A new view of London ; or, an ample account of that city, in two volumes, or eight sections. Being a more particular description thereof than has hitherto been known to be published of any city in the world (etc).
London, printed for R.Chiswell (and others) 1708.
2 vols. 8vo. Engraved frontispiece with arms of City of London (this backed with early twentieth-century paper), (32) + xlii (pp xxxi-xxxii misbound after p.xviii) + 352pp, with folding printed table bound after p.xxx ; engraved folding frontispiece (with arms of the twelve principal livery companies of the City of London), printed title leaf, pp 353-824, with folding engraved plate of arms of the remaining livery companies bound in after p.592 (this repaired for a marginal tear). Early twentieth century quarter morocco, cloth sides.
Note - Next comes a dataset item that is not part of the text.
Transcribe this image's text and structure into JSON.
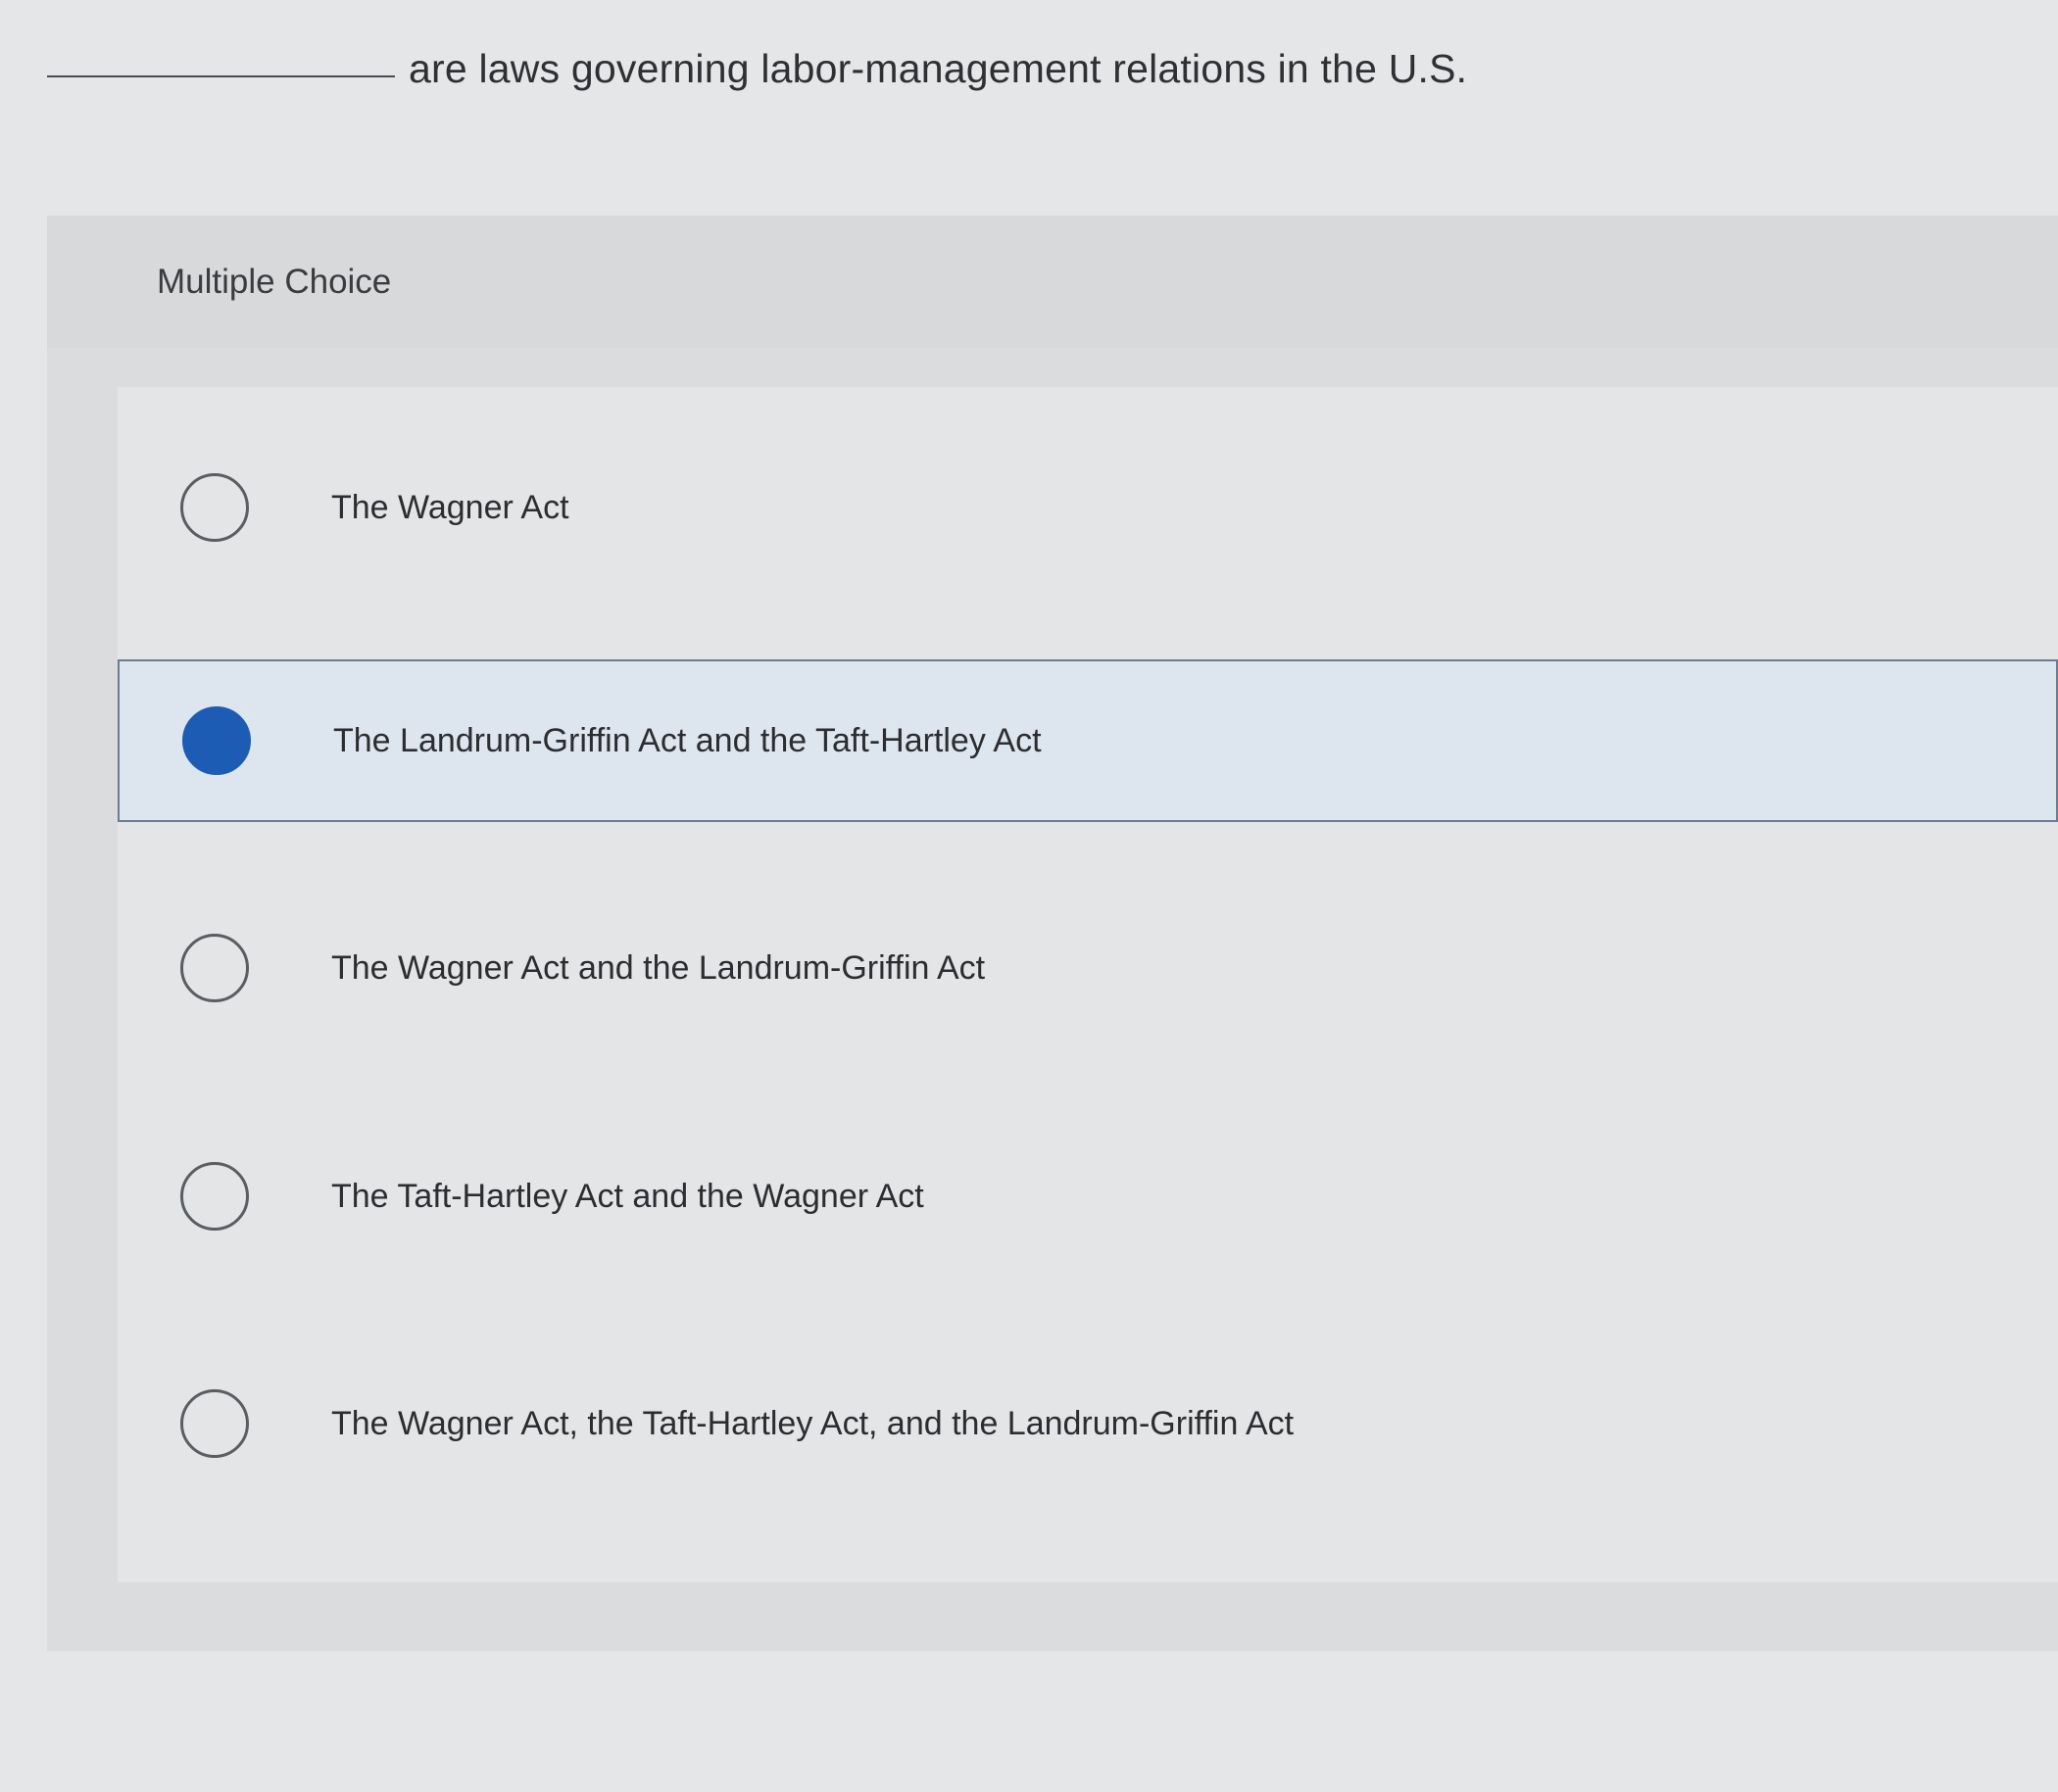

First volume lacks the two folding engraved plans of London called for in the “advertisement to the book-binder” on p.(32), and is slightly browned throughout, with stains affecting upper part of pages of preface and of first six pages of text proper, and with lighter stains affecting upper part of pp 333-352. Second volume generally in good, clean condition. The Birmingham Assay Office Library copy, recently de-accessioned, with their small circular ownership stamps at the foot of the front free endpapers but with no other library markings.
The first comprehensive reference book on the cities of London and Westminster to be published after the Great Fire of London in 1665. Its author, not identified in the volume’s text, was Edward Hatton, a land surveyor by occupation, and the particular value to architectural historians of these two substantial volumes lies in his up-to-date descriptions of each of London’s many churches, the majority of them rebuilt and redecorated during the forty year period since the Great Fire. He also provides descriptions of recently erected funeral monuments in the churches concerned, and briefer descriptions of the Tower of London, the halls of the City of London’s livery companies, and notable individual buildings elsewhere in London and Westminster, including Westminster Hall, the Houses of Parliament, Buckingham House and Montague House. The first volume also incorporates an extensive and useful London street directory, incorporating not merely streets proper but also “courts, alleys, rows, rents, yards, and inns”. Otherwise there are extensive lists of contemporary office holders in the service of the government or of other public bodies, a catalogue of the natural history objects then on display in the Royal Society’s premises in Gresham College, and much other matter besides. Regrettably, the present copy lacks the two engraved plans of London which should appear in the first volume, and the first volume, although otherwise complete, is rather browned and stained, but Hatton’s book is nonetheless a really significant item in the published literature on London, as explained by Bridget Cherry, “Edward Hatton’s New View of London”, Architectural History 44, 2001, 96-105. The copy of the second volume includes the ten-page supplement (pp 815-824), incorporating additions and corrections by the author, “during the time this book was in the press”.